Also to further show his awesomeness and huge amounts of social capital, his credentials are listed prominently. I guess this also establishes that he is worthy of our his social trust.
The one post I found that had several comments did not seem to have the “trust statements” described in A Survey of Trust Use and Modeling in Real Online Systems, but, there was a sense that the author was an expert rich with social capital.
In fact here is an example of the author making use of that trust/capitol and dispensing knowledge in a decidedly professorial style:
Hello Ben, Could you please do me a favor and explain this in layman's terms. I thought I understood, but then I read Matthew's comment which to me says the opposite. Can Harper still claim to be an innocent infringer? Randy
@Randy: The Fifth Circuit ruled that Harper cannot claim the "innocent infringer" defense because the record label plaintiffs had affixed proper notices on physical CDs embodying the works at issue. See 17 U.S.C. § 402(d) ("If a notice of copyright in the form and position specified by this section appears on the published phonorecord or phonorecords to which a defendant in a copyright infringement suit had access, then no weight shall be given to such a defendant’s interposition of a defense based on innocent infringement in mitigation of actual or statutory damages, except as provided in the last sentence of section 504."). The Supreme Court's refusal to hear the case leaves the Fifth Circuit's decision in place.
Now on to the subject of the FINAL PROJECT
Here are a couple of areas I an interested in:
1. Non-judicial forecloses
Question: How do people feel about non-judicial foreclosures, especially in Hawaii. And what are some concerns with the bills that are making their way through this current legislative session.
I would like to create a community to inform, mobilize, and gather information and experiences.
2. Informational Privacy
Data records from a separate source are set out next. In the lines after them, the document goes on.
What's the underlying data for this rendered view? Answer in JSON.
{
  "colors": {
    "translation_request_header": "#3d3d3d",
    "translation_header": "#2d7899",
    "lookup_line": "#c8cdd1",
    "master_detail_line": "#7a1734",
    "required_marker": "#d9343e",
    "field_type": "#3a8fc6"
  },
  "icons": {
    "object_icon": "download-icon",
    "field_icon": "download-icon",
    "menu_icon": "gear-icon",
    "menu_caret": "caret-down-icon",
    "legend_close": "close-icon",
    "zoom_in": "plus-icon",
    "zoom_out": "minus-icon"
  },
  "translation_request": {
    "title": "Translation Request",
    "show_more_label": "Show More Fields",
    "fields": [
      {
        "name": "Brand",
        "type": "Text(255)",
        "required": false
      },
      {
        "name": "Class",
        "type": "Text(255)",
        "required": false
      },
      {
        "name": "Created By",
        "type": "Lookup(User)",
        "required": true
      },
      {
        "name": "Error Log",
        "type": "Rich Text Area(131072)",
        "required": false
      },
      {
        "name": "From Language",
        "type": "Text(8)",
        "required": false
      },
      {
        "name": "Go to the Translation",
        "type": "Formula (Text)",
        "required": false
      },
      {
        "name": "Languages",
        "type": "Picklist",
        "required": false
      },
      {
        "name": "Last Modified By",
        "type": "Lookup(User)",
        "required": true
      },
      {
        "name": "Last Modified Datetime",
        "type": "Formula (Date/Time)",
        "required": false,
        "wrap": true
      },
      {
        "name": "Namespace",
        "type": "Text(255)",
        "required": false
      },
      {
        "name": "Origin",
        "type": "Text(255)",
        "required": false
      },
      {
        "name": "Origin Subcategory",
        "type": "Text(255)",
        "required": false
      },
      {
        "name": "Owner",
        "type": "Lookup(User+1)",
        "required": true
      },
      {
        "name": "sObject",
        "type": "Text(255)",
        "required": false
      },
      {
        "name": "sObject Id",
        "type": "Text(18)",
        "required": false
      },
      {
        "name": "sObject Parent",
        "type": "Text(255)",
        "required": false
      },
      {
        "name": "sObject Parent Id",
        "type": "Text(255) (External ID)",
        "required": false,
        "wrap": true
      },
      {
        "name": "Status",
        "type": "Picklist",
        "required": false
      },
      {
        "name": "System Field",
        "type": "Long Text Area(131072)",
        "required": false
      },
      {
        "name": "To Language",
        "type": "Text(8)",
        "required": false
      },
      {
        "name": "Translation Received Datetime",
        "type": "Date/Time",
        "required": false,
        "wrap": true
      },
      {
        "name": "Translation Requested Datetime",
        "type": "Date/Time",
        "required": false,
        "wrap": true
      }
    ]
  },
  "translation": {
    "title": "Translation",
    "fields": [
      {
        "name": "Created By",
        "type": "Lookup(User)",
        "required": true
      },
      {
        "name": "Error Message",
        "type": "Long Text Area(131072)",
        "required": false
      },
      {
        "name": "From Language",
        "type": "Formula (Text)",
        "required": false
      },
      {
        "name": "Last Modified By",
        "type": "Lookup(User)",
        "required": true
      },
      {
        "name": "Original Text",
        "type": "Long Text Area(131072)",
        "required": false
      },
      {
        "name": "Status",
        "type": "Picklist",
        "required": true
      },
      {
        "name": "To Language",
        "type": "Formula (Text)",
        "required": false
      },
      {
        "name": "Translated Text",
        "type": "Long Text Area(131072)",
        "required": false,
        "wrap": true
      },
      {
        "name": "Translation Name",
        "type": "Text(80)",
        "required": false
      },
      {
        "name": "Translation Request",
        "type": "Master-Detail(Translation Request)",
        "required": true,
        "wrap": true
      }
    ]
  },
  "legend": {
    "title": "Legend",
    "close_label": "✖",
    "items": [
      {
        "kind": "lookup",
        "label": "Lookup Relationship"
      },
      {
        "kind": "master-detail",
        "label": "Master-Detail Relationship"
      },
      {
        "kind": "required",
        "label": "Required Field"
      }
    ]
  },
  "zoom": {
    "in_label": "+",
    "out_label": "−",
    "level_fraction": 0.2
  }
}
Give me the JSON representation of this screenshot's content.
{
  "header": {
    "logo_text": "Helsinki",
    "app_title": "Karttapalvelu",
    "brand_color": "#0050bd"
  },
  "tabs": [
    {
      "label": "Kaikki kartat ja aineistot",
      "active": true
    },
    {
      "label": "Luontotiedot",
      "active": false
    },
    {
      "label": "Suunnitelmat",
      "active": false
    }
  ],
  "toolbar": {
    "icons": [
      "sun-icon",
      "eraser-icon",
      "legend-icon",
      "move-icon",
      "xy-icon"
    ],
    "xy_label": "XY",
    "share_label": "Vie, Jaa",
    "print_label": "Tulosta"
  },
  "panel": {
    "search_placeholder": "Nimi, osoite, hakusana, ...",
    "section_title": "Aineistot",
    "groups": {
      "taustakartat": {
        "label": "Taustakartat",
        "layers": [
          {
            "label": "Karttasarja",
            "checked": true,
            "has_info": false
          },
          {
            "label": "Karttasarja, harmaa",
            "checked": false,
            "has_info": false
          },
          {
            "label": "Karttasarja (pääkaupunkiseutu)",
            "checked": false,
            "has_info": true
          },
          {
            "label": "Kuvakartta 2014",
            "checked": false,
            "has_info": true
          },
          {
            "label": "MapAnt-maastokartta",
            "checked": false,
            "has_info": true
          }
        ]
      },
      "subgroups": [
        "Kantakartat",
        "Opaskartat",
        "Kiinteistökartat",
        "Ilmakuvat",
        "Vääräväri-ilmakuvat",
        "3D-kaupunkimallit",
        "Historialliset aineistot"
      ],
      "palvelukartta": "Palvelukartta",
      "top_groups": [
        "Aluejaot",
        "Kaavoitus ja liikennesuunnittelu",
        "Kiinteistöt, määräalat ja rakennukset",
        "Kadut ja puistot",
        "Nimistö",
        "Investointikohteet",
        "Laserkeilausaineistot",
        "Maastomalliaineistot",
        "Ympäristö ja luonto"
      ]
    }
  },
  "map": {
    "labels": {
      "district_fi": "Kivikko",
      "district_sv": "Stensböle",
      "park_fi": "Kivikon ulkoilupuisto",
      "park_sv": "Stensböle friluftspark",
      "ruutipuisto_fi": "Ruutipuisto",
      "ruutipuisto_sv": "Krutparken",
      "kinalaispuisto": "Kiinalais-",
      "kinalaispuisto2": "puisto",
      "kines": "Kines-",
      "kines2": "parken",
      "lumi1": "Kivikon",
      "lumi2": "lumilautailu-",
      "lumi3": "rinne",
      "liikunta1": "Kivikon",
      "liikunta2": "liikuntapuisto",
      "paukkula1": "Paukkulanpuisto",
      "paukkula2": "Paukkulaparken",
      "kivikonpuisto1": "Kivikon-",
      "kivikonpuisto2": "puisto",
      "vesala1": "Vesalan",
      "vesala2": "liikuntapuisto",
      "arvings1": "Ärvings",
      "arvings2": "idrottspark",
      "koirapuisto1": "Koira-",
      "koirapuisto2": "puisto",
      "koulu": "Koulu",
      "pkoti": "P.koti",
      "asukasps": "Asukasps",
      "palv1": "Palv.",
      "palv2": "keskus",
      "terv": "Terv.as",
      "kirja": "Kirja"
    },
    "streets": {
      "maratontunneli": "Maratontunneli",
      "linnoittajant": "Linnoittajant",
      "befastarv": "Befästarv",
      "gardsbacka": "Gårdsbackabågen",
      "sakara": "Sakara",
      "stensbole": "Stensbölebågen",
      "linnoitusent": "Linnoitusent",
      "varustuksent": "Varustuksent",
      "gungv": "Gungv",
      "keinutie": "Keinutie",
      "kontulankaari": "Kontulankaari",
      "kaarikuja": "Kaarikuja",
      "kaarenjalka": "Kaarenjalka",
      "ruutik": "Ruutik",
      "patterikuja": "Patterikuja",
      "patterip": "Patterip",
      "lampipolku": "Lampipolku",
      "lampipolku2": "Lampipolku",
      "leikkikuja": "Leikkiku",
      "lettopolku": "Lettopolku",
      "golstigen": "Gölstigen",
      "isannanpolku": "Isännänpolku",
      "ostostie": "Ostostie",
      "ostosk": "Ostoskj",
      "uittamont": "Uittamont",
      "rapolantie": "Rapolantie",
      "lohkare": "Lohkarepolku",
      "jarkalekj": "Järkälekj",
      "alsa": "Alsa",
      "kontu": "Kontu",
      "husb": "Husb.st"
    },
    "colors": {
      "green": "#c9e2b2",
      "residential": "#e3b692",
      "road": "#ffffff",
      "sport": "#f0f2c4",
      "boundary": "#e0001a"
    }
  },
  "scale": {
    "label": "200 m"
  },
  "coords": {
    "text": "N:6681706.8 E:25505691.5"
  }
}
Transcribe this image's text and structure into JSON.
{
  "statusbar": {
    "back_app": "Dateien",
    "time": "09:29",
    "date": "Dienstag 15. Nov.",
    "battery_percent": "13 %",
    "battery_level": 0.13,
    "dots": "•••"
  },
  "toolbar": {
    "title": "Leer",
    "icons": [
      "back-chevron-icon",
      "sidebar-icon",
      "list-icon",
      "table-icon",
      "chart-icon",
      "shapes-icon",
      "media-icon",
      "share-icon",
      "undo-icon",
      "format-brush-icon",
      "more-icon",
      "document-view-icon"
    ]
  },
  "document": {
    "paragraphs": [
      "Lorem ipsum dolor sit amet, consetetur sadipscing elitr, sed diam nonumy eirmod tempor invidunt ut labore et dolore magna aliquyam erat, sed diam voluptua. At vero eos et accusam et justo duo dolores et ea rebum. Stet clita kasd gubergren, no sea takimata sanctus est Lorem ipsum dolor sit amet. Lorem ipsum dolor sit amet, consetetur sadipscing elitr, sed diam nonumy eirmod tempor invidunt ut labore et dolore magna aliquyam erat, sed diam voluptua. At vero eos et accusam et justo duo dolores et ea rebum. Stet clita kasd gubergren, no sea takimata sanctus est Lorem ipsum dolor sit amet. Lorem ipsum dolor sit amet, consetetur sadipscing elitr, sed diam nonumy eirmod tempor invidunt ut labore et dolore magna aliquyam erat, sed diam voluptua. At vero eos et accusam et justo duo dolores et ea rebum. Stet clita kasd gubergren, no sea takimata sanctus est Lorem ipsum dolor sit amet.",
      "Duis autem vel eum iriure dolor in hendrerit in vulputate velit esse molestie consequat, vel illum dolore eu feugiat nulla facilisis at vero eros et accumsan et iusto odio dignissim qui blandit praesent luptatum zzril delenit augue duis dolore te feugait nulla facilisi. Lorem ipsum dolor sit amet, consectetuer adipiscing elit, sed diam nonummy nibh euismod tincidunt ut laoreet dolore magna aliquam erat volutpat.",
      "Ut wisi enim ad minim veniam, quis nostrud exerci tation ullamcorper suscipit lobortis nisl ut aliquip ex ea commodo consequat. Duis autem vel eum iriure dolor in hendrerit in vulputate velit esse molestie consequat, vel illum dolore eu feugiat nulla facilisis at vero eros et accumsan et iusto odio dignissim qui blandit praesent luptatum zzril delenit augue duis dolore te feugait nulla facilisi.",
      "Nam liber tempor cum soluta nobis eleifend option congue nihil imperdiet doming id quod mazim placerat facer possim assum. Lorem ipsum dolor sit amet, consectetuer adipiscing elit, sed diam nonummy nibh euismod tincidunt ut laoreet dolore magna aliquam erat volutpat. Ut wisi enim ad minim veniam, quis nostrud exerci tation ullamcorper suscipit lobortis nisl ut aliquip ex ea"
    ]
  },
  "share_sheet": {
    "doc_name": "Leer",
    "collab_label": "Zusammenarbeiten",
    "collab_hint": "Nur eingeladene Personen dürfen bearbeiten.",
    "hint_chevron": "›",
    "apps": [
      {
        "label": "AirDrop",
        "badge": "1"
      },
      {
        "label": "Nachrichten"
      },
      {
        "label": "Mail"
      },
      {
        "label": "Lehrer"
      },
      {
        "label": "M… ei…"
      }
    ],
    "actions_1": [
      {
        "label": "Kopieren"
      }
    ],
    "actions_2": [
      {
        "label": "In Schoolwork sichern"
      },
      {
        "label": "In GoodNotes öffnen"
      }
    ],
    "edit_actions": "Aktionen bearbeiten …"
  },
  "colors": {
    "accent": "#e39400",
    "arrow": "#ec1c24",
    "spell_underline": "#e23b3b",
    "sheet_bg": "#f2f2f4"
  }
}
Question: How do people feel about the recent unanimous decision by the US Supreme court in NASA v Nelson et al, No. 09-530?
Again, I would like to create a community to inform, mobilize, and gather information and experiences.